Five films will compete for the Cooperación Española Award given by the Spanish Agency for International Development Cooperation (AECID) at San Sebastian Festival’s 68th edition. The accolade goes every year, since 2015, to the producer of the Latin American film (including Spanish and Portuguese films) making the best contribution to human development, the eradication of poverty and the full exercising of human rights.
The Cooperación Española Award goes to a Latin American film screened in the Official Selection, New Directors or Horizontes Latinos. Its objective is to strengthen the commitment to work jointly with the Ibero-American audiovisual industry in order to promote new talents, stimulate the production of film projects, disseminate the values of development cooperation and boost commercialization and internationalization of the films.
One of the competing films, Nosotros nunca moriremos / We Will Never Die (Argentina), by Eduardo Crespo, comes from the Official Selection, while La última primavera / Last Days of Spring (Netherlands-Spain), by Isabel Lamberti is included in New Directors. Three films from Horizontes Latinos also compete for the award: Visión nocturna / Night Shot (Chile), by Carolina Moscoso; Todos os mortos / All the Dead Ones (Brazil-France), by Caetano Gotardo and Marco Dutra; and Sin señas particulares / Identifying Features (Mexico), by Fernanda Valadez.
NOSOTROS NUNCA MORIREMOS / WE WILL NEVER DIE
EDUARDO CRESPO (ARGENTINA)

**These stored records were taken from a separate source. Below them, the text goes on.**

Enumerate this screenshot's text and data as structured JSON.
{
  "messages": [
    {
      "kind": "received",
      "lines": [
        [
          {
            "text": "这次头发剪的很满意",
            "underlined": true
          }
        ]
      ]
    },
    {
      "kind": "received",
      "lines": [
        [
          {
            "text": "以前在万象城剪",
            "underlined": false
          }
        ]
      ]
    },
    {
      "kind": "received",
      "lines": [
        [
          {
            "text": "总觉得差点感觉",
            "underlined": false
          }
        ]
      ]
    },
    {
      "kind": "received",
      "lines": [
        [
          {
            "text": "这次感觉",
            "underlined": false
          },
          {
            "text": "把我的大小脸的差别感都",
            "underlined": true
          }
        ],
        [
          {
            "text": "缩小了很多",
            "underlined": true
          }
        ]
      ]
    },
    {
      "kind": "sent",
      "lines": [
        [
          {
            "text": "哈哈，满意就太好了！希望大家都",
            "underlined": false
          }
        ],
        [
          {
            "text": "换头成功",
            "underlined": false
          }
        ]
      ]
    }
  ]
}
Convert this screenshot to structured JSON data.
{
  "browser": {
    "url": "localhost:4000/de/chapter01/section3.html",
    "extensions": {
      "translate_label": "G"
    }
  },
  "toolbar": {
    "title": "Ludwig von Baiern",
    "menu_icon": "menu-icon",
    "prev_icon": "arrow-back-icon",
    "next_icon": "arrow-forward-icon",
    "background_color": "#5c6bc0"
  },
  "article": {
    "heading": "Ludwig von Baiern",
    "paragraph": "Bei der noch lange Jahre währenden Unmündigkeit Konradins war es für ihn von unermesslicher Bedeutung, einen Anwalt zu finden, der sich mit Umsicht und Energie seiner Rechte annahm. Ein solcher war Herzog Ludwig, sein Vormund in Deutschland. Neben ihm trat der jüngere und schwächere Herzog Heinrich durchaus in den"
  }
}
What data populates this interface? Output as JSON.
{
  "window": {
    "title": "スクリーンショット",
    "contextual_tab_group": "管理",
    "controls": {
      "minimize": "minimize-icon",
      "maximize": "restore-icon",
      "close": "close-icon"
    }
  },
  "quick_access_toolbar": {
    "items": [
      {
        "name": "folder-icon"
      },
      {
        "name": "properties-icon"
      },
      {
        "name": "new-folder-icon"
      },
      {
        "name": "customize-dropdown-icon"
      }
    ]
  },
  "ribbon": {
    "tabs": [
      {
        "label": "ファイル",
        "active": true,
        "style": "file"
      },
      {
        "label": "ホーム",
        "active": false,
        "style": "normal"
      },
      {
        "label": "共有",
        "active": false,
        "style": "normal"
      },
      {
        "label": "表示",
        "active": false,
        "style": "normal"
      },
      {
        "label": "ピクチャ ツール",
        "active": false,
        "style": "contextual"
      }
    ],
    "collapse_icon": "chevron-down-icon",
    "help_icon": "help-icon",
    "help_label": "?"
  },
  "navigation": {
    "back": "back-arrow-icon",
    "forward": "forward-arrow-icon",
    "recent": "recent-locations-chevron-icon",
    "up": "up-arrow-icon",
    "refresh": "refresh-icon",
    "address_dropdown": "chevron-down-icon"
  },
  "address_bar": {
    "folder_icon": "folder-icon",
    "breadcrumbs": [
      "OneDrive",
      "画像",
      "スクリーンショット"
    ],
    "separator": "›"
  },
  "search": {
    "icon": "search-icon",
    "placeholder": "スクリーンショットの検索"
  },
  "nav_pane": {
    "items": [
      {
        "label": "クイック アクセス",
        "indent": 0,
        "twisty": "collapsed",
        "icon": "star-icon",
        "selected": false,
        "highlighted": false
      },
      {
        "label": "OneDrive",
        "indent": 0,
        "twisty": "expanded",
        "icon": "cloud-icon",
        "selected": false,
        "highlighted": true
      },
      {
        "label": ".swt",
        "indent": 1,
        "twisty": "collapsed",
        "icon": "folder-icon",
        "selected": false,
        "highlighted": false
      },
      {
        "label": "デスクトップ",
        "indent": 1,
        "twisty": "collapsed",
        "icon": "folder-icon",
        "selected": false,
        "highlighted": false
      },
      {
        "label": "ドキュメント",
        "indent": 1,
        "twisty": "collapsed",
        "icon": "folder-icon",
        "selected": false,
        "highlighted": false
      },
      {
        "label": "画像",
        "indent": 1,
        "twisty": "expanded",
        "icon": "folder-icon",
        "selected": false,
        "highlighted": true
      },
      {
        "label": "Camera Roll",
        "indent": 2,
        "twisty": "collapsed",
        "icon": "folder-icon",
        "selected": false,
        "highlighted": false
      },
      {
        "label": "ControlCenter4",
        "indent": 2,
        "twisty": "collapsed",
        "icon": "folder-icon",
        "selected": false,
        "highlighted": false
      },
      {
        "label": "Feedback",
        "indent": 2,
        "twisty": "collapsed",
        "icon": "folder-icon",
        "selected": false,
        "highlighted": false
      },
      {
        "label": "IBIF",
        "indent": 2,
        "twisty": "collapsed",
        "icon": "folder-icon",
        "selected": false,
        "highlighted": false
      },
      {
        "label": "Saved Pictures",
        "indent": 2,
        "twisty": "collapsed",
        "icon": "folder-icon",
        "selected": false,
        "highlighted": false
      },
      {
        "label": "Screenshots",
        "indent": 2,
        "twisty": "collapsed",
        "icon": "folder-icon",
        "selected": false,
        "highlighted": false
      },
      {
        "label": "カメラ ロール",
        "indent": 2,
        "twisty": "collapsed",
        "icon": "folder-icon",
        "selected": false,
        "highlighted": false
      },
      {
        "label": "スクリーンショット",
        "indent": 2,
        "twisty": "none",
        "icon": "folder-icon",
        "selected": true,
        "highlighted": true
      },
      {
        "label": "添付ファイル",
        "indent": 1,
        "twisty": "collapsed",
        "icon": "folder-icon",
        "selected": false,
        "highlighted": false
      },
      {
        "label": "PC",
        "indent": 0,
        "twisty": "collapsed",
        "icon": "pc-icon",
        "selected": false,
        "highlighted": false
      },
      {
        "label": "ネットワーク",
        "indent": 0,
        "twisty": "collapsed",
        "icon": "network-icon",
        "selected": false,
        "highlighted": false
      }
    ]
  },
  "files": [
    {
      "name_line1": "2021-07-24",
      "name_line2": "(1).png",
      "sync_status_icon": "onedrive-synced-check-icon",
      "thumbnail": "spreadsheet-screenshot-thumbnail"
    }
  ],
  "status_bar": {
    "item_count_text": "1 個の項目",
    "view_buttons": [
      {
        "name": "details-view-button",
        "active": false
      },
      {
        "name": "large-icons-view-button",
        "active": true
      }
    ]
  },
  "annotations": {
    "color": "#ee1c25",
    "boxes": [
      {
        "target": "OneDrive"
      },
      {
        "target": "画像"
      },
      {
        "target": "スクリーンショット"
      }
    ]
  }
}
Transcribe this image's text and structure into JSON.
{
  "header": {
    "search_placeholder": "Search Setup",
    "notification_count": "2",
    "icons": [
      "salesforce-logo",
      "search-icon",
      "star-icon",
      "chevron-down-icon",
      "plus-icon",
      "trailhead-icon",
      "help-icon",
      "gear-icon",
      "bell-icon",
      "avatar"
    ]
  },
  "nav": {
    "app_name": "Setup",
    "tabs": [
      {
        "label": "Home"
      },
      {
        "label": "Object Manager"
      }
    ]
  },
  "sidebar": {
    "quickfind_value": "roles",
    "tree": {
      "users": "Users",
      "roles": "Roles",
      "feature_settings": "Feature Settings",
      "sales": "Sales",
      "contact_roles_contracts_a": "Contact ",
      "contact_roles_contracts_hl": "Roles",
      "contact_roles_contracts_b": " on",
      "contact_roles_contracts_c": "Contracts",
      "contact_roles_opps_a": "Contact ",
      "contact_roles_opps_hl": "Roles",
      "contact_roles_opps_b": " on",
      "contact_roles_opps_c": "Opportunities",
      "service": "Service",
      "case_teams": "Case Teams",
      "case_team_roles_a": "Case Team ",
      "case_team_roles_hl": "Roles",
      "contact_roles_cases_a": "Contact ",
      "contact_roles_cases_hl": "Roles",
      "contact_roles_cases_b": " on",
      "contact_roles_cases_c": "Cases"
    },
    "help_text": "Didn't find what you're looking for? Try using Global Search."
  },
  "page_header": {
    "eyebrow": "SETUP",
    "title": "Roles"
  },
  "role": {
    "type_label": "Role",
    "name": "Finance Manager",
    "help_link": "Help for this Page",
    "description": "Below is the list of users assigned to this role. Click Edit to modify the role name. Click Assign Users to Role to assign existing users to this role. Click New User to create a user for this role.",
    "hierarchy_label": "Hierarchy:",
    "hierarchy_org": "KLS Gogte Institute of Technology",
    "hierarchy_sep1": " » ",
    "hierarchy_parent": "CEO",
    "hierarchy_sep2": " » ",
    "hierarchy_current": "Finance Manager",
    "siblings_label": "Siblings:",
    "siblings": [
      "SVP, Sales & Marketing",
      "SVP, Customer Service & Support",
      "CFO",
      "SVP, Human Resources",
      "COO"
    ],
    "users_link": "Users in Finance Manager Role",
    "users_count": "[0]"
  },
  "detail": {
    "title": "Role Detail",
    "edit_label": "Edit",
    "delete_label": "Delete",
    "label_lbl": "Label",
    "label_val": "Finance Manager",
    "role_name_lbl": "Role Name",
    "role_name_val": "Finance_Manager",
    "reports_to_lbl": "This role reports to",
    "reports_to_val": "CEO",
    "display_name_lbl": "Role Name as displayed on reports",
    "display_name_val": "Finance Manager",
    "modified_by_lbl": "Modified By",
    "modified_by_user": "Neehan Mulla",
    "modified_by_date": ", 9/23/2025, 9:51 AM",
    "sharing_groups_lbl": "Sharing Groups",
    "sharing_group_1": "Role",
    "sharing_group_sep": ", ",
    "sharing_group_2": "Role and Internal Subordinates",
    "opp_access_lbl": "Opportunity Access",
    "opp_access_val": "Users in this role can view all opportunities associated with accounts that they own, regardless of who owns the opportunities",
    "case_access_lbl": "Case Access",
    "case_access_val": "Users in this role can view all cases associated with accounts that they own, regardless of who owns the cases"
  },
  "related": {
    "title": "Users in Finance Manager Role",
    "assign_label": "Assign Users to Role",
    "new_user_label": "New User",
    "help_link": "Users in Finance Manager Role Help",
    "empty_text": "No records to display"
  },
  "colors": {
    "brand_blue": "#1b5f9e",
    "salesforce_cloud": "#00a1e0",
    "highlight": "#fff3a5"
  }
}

Rodrigo and his mother travel to the town where his elder brother has just died. The first moments of their mourning are spent in this calm place. Rodrigo will gradually come to grips with the adults’ pain and will unwittingly start to leave his childhood behind. His mother will endeavor to uncover the mysteries of that death. A delicate film, with melancholy and a touch of humor, with solitary characters who try to dispense a little affection. A story suspended in time, in the floating of the province’s lost places.
LA ÚLTIMA PRIMAVERA / LAST DAYS OF SPRING
ISABEL LAMBERTI (NETHERLANDS – SPAIN)
The Gabarre-Mendoza family is celebrating their grandson’s birthday when a police inspection interrupts the party. In La Cañada Real, a shanty town outside Madrid, tensions are running high between the officials and the inhabitants given that the land has been sold and the families must leave the homes they put up with their own hands. The mother, Augustina, once full of laughter, is now tormented by fear; the father, David, a hardworking scrap merchant, tries to find a solution but is let down by the bureaucratic system. Meanwhile, the younger members of the family—David Jr, the adolescent mother and daughter-in-law Maria and the young Alejandro—struggle in their own way with their lives in transition. Debut film.
SIN SEÑAS PARTICULARES / IDENTIFYING FEATURES
FERNANDA VALADEZ (MEXICO – SPAIN)
Films in Progress 36
Magdalena sets out on a peregrination in search of her son, who disappeared en route to the US border. Travelling through the desolate towns and landscapes of today’s Mexico she meets Miguel, a young man recently deported from the United States who is making his way home. The two accompany one another: Magdalena looking for her son, and Miguel eager to see his mother again in a territory where victims and aggressors wander together. Films in Progress 36 Industry Award.
TODOS OS MORTOS / ALL THE DEAD ONES
CAETANO GOTARDO, MARCO DUTRA (BRAZIL – FRANCE)
The fast-growing city of São Paulo, Brazil, 1899. A few years after slavery has been abolished. The three women of the Soares family, former owners of lands and slaves, just came back to the city. Lost after the death of their last housemaid, they struggle to adapt to the changes in Brazil. At the same time, the Nascimento family, who used to work as slaves in the Soares estate, are now facing a society in which there is no space for the recently freed black people. Between Brazil’s past and present, out of place, they all fight to survive in the modern world.
VISIÓN NOCTURNA / NIGHT SHOT
CAROLINA MOSCOSO (CHILE)
Eight years after being raped on a beach near Santiago, a young filmmaker composes a kaleidoscope with dozens of diary-videos showing the wounds of the abuse, the re-victimizing legal proceedings and the friendship that accompanies her. One question arises in that journey: What really is rape and when does it end?